Élodie is a successful Parisian lawyer who night after night leaves her husband and son waiting at home while she meets a stern, arousing but ultimately unfulfilling master who holds her in thrall for reasons she cannot understand. Her enslavement is a study in deferred gratification. In one of their earliest encounters, her nameless partner, a professional colleague, tells her: “You’ll want to scream, but you’ll be gagged. You’ll want to cry, but you’ll be blindfolded. You’ll want to run away, but you’ll be tied up.” Promises, promises: Except for the blindfold, this never happens. Nor does Élodie ever get Him to penetrate her, at least not in the way prescribed by the marriage manuals. Instead she’s condemned to an endless round of dressing in naughty lingerie, striking humiliating poses, making rendezvous and waiting in vain for him to join her, allowing her body to be violated by His probing and her compulsive dieting, accompanying Him to parties where He flirts with other women, seducing acquaintances for His pleasure and dreading the moment when He’ll give her to some male friend.

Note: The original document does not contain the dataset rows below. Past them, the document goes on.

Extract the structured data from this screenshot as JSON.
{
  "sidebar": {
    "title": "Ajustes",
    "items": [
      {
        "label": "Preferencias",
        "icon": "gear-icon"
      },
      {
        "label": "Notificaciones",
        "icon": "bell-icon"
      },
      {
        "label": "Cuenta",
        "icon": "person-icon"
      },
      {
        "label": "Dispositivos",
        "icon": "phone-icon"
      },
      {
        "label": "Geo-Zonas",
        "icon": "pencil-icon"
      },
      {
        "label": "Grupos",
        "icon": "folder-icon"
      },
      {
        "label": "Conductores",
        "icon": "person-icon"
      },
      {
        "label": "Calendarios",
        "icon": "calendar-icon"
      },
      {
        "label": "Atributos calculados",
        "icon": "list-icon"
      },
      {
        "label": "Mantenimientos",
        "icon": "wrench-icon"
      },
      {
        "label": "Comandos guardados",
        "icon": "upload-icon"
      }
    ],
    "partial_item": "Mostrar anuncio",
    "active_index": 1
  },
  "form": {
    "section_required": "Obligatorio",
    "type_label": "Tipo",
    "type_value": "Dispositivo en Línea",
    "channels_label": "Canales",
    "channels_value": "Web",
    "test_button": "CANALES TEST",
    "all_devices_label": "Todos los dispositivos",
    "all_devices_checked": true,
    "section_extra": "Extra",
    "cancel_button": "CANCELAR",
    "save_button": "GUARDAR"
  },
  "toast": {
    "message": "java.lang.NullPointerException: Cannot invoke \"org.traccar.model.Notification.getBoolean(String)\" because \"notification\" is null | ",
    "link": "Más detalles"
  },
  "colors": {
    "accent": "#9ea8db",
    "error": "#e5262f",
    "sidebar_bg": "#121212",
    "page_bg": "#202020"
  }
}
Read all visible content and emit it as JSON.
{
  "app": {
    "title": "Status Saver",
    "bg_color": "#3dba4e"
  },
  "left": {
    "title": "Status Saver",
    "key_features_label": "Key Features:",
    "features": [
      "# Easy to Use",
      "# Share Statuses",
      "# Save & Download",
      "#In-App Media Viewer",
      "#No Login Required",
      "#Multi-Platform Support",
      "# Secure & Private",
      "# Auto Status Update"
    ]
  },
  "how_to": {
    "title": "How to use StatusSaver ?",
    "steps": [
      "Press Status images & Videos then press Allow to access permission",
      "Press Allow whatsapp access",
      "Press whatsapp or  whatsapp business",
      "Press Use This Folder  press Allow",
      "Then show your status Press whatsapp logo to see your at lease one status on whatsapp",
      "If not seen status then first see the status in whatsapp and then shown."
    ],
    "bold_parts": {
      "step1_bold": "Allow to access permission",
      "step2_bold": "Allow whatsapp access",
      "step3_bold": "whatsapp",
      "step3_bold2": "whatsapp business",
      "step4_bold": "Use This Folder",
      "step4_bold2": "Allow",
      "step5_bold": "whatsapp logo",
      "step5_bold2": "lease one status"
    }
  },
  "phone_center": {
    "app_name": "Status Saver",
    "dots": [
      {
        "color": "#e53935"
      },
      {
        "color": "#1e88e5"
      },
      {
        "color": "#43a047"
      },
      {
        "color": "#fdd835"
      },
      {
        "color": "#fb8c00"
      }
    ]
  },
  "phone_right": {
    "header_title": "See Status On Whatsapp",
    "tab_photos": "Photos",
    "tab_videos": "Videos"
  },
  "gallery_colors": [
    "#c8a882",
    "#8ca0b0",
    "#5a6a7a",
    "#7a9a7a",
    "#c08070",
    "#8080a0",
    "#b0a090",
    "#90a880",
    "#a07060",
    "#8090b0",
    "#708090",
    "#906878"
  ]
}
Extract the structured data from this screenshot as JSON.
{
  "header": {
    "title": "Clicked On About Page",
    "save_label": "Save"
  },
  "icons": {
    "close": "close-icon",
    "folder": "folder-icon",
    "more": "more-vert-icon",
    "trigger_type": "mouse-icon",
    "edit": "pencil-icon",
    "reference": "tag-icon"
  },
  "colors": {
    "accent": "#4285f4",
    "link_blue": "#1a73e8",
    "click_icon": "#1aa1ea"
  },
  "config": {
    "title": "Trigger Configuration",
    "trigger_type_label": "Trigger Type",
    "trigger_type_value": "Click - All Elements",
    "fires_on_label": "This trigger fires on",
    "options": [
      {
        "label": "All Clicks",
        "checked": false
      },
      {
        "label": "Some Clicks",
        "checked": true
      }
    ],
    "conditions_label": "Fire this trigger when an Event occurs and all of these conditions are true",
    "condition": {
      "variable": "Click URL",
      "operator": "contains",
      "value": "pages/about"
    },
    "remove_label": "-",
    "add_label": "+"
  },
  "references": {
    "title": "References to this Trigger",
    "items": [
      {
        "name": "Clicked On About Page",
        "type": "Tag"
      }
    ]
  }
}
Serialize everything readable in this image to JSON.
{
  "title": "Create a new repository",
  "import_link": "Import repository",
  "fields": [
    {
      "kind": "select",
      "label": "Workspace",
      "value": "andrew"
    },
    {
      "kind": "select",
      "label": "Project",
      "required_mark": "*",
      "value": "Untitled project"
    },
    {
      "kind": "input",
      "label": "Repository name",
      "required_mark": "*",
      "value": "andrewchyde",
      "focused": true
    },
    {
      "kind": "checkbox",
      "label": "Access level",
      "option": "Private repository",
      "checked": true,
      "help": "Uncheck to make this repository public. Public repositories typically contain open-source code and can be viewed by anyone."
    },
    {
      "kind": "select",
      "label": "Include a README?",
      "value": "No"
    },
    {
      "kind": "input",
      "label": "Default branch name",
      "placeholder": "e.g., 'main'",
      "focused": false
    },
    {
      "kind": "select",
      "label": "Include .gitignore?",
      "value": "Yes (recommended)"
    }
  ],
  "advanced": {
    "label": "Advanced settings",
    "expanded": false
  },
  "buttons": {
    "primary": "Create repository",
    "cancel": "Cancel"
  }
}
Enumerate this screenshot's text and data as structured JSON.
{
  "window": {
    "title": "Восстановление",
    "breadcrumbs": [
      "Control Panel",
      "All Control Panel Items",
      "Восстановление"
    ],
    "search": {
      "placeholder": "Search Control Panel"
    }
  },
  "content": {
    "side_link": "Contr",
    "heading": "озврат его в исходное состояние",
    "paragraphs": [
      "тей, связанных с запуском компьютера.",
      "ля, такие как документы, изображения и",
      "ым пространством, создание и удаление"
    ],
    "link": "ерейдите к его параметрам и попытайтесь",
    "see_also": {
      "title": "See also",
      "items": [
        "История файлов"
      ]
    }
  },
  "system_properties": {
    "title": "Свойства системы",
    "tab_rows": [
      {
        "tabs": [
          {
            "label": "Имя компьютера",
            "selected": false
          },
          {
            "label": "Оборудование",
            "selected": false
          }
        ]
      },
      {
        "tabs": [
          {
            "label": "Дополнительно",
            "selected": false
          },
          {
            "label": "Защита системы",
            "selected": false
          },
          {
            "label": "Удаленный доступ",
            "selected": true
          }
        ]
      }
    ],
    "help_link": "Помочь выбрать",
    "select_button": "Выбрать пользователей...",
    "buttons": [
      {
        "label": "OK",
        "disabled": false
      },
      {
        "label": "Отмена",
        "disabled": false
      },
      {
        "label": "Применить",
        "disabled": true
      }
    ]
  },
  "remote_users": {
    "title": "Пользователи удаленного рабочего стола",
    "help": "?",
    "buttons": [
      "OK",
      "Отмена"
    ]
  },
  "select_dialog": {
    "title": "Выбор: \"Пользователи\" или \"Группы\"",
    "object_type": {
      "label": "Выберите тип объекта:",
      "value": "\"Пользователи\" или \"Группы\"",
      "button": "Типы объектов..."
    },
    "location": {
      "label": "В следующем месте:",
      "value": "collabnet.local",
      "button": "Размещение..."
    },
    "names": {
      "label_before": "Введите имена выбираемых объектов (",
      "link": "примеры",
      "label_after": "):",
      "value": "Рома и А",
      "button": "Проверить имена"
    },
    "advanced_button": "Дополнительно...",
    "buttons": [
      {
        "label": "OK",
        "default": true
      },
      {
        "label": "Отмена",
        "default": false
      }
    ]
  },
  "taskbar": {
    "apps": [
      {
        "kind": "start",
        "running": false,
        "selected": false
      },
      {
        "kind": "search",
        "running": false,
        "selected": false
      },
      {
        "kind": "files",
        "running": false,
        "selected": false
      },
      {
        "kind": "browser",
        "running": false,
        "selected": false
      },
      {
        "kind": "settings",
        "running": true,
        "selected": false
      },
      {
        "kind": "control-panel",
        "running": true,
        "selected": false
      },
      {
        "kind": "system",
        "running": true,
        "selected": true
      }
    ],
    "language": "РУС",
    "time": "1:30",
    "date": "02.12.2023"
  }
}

Her foreboding is thickened by a psychic who warns her that she means nothing to the man who’ll destroy her happiness, an unsatisfied desire to feel Him inside her and a growing certainty that indeed He doesn’t care for her. Yet there’s no narrative impetus to Élodie’s degrading adventures and no real consequences, not even to the extent of fulfilling the psychic’s prediction that a woman will die. The result is a pillow book of tableaux that stages a dozen perverse scenes of sexual thralldom without consummation or release.
Endlessly prying fingers aside, there’s less psychological penetration than in Pauline Réage, though the language is a good deal more frank.